Dad is extremely overprotective, which means he'll send you a text before you leave for work in the morning to tell you to be careful driving with foggy windows. He'll always make sure when walking on sidewalks that he walks on the side closest to the road so that he can hop into action if he has to. He'll grab your hand if you're walking through a crowd. If you stay in the car and he steps out to grab takeout he'll stick around and make sure he hears the doors lock before leaving your side.

You will find some of this to be overbearing and I'm sure you will roll your eyes at him at some point, but just know that he does these things because he cares about you so much.

With his protective side comes his sensitive side. He cried the most at our wedding, making all of our guests cry along with him. Marry someone who will pour tears uncontrollably when he sees you walk down the aisle. This is important. He cried when I told him I was pregnant and that he was going to be a father. He cried when we first met you in the hospital, and you can be sure that he will cry when he walks you to your future husband and gives you away.
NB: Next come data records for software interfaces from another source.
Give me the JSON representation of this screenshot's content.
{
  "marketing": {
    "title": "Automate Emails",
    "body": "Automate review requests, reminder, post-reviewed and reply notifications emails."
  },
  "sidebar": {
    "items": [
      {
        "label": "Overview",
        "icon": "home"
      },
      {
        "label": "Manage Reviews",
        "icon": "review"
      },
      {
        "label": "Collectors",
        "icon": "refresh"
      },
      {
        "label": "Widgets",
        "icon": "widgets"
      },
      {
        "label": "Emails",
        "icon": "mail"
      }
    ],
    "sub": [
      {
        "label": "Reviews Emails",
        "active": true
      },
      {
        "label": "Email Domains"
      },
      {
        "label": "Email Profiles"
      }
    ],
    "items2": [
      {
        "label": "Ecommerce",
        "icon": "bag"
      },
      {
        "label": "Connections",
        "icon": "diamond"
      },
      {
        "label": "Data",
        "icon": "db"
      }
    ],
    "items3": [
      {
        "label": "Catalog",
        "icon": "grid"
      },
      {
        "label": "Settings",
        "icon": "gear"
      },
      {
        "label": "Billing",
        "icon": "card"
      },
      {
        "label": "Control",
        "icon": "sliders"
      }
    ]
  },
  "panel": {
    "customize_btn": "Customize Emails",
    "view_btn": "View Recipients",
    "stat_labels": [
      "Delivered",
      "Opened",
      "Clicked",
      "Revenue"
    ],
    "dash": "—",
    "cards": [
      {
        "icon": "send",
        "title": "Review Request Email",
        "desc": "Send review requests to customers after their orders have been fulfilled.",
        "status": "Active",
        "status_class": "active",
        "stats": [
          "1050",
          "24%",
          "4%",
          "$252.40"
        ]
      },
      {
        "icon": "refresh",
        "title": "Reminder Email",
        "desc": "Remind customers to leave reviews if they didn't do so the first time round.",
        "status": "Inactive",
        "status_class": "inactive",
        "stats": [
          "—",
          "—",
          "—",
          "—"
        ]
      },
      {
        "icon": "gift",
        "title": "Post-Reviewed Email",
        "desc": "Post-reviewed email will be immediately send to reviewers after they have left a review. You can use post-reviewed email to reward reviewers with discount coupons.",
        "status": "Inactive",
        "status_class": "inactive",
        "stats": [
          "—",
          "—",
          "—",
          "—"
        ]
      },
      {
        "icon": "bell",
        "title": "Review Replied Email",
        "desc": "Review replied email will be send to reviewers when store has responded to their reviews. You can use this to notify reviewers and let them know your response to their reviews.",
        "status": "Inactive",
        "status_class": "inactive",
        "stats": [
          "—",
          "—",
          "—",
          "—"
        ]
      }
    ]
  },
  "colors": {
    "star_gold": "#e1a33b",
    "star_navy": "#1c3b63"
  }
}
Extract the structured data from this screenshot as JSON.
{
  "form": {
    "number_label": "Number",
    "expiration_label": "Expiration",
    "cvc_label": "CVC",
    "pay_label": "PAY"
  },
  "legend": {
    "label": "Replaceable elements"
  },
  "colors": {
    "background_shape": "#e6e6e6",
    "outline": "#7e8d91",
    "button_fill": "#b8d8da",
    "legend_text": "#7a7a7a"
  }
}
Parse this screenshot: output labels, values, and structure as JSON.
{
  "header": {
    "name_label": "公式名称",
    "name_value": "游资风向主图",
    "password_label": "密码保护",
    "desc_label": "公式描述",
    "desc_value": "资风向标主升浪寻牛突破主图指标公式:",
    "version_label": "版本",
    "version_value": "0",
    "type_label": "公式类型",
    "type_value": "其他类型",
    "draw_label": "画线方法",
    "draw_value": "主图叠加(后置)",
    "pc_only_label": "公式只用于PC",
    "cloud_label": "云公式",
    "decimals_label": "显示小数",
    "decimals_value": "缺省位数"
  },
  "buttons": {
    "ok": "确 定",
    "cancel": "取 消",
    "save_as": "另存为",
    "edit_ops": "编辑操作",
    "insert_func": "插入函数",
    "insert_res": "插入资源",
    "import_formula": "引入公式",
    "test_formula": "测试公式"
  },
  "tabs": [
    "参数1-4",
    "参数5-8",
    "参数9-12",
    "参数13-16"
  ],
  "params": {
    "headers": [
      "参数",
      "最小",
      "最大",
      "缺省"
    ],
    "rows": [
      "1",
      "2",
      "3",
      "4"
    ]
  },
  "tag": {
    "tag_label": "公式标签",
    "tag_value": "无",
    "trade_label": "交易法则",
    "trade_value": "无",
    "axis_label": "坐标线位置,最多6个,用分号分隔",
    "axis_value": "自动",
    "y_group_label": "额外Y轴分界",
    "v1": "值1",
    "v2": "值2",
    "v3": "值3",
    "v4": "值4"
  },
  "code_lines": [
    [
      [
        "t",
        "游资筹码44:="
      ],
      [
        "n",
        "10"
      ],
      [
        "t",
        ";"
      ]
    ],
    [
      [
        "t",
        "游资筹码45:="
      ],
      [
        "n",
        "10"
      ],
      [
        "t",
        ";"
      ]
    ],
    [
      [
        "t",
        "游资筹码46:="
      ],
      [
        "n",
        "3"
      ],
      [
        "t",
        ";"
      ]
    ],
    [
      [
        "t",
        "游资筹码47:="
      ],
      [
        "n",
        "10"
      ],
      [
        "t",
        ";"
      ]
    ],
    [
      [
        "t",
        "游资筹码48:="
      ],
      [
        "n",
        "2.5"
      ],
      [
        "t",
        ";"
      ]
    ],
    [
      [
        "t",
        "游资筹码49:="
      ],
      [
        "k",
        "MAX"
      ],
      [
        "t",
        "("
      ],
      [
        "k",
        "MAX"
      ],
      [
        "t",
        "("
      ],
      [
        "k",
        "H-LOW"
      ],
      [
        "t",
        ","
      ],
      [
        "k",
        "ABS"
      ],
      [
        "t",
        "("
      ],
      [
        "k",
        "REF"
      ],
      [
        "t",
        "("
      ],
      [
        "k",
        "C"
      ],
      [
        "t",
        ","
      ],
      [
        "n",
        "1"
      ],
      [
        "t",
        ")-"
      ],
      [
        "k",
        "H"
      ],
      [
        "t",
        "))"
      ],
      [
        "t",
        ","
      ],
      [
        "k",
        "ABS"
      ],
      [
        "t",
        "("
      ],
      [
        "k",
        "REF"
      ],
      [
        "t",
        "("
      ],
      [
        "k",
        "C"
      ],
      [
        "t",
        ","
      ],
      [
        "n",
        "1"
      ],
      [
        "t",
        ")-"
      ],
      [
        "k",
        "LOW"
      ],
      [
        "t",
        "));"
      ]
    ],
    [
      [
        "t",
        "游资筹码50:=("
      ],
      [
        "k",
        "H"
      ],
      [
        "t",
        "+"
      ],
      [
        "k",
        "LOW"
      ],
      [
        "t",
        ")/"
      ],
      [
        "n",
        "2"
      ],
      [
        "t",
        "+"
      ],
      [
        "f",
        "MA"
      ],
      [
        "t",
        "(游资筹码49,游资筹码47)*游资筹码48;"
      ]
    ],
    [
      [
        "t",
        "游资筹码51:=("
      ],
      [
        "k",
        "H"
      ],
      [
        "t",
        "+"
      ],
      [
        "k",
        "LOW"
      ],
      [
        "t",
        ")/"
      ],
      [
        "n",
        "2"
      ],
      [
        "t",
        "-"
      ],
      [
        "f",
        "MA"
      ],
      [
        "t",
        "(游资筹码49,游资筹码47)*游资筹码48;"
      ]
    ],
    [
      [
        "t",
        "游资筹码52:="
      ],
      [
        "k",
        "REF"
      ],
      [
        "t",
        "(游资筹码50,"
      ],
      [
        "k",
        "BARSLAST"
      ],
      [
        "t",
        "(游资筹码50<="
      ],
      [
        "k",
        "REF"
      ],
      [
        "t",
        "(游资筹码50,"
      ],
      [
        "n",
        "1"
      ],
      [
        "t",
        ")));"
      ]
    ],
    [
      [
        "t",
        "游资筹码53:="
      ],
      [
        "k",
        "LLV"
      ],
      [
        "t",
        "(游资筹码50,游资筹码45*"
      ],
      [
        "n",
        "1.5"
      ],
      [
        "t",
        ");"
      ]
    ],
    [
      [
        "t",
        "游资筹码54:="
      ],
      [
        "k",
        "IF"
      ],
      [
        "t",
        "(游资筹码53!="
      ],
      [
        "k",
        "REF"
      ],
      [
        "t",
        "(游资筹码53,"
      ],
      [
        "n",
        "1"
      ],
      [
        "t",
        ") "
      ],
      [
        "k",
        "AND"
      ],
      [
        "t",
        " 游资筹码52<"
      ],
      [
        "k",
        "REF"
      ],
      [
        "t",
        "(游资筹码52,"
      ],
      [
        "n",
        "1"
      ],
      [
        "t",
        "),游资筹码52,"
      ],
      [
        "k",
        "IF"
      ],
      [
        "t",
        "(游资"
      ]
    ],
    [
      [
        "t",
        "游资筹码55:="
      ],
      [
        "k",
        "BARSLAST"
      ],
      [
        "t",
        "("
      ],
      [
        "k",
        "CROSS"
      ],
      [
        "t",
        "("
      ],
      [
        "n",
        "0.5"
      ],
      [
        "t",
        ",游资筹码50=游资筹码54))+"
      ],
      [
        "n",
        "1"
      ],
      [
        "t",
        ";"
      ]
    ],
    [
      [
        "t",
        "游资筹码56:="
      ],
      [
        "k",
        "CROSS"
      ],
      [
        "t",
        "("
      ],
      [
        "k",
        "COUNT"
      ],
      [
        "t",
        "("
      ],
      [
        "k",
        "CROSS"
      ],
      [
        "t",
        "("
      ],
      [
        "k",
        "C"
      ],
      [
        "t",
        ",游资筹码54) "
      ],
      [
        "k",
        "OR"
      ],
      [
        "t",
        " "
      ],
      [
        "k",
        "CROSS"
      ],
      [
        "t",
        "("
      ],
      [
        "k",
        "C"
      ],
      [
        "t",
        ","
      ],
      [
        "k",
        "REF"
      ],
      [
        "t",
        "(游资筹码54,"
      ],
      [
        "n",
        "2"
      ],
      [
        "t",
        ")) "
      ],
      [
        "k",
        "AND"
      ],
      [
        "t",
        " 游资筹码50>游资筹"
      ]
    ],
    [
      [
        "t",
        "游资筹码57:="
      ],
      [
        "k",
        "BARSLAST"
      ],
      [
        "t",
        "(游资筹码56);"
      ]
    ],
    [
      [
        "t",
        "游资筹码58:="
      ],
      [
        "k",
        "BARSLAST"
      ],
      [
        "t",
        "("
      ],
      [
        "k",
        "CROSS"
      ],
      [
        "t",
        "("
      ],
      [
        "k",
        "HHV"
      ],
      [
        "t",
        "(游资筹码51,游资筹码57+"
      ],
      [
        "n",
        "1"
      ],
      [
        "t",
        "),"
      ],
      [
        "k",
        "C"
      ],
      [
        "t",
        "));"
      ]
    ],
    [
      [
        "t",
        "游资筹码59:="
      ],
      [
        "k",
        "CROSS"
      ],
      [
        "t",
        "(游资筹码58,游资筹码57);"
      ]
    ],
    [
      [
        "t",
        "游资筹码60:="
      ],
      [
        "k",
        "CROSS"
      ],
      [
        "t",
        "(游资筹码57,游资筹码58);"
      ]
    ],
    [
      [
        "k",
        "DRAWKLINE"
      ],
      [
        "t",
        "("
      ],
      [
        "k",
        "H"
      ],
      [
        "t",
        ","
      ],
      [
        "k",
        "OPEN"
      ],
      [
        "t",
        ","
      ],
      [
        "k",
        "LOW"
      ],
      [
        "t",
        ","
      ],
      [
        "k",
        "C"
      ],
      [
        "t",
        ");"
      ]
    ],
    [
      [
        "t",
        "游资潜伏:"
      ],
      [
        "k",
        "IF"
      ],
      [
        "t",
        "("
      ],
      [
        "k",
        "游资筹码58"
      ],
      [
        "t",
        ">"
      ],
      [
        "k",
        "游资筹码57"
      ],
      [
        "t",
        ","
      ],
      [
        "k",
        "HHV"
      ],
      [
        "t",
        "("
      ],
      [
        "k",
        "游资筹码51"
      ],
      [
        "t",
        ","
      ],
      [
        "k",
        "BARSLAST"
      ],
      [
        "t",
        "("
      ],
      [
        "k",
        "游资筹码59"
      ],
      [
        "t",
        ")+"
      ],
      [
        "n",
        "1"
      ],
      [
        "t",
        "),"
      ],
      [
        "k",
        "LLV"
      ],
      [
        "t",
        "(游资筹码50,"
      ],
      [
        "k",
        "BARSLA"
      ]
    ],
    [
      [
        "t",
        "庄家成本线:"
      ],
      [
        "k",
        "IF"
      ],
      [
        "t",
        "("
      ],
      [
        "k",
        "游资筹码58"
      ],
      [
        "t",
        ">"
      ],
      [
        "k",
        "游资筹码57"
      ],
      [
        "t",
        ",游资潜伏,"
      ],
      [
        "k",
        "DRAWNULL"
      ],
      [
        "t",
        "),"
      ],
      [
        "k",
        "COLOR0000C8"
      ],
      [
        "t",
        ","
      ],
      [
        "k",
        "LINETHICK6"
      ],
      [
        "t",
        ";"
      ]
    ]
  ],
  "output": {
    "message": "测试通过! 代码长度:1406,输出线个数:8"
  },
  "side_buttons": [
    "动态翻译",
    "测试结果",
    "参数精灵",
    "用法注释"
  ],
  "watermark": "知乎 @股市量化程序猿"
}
Your father is so smart, but he doesn't rub it in your face like some others do. He's humble and extremely hardworking. You will never find him complaining about anything. In fact, I just discovered that he has been suffering from daily back pain for all of his adult life due to his time serving in the military. He's never mentioned it once. Marry someone who won't be a big baby when he's ill. This is also important.

Dad will like to surprise you with gifts, ranging from small to extravagant. He has purchased Kate Spade purses and Tiffany earrings for me "just because" and surprised me with gummy bears and flowers after my first day at work. Marry someone who is so excited to give you your gift that he never manages to wait until the day of your birthday or Christmas. Most of all, it's important to reciprocate back. You don't need to spend a lot of money. Just make sure you grab an extra York Peppermint Patty at the checkout line for him at the grocery store or splurge on the pricier chocolate milk. Leave love notes in his lunchbox and on his dashboard. These small things will matter to him.

My sister and I never grew up with any men around. We were responsible for taking out the trash, washing our own cars, fixing anything around the house, killing our own spiders, putting together any furniture, and lugging anything heavy on our own. It made me independent and it helped me survive a year without Dad around when he was deployed to Iraq. Although I want you to be independent as well, I also want you to find someone who will do all of those things for you without any hesitation.

Dad actually gets angry with me when I try to lift anything heavy, open my own doors, or take out the trash. He finds things like this to be his duty as a husband, and I am okay with that. Here's the important thing, though, Baby: At no point should you expect your husband to do these things or else you will grow less appreciative of it all.  I never forget to thank Dad for the things he does around the house, even if it's just changing out a light bulb. On the other spectrum of things, Dad still thanks me for making dinner, doing the laundry, and even for taking care of you all day long. Appreciate each other. This is important.

Your father tells me he loves me at least ten times a day. He'll literally wake me up in the middle of the night to tell me this. Marry someone who will do this, even if you don't necessarily want to be awakened at two in the morning. Also, marry someone who will tell you that you're beautiful daily, even if you haven't showered and have bright pink acne medication on your face. This is important.

But most of all, Baby, know this about your father: He loves us. Every single action he makes is with us in mind. We are so lucky to have him.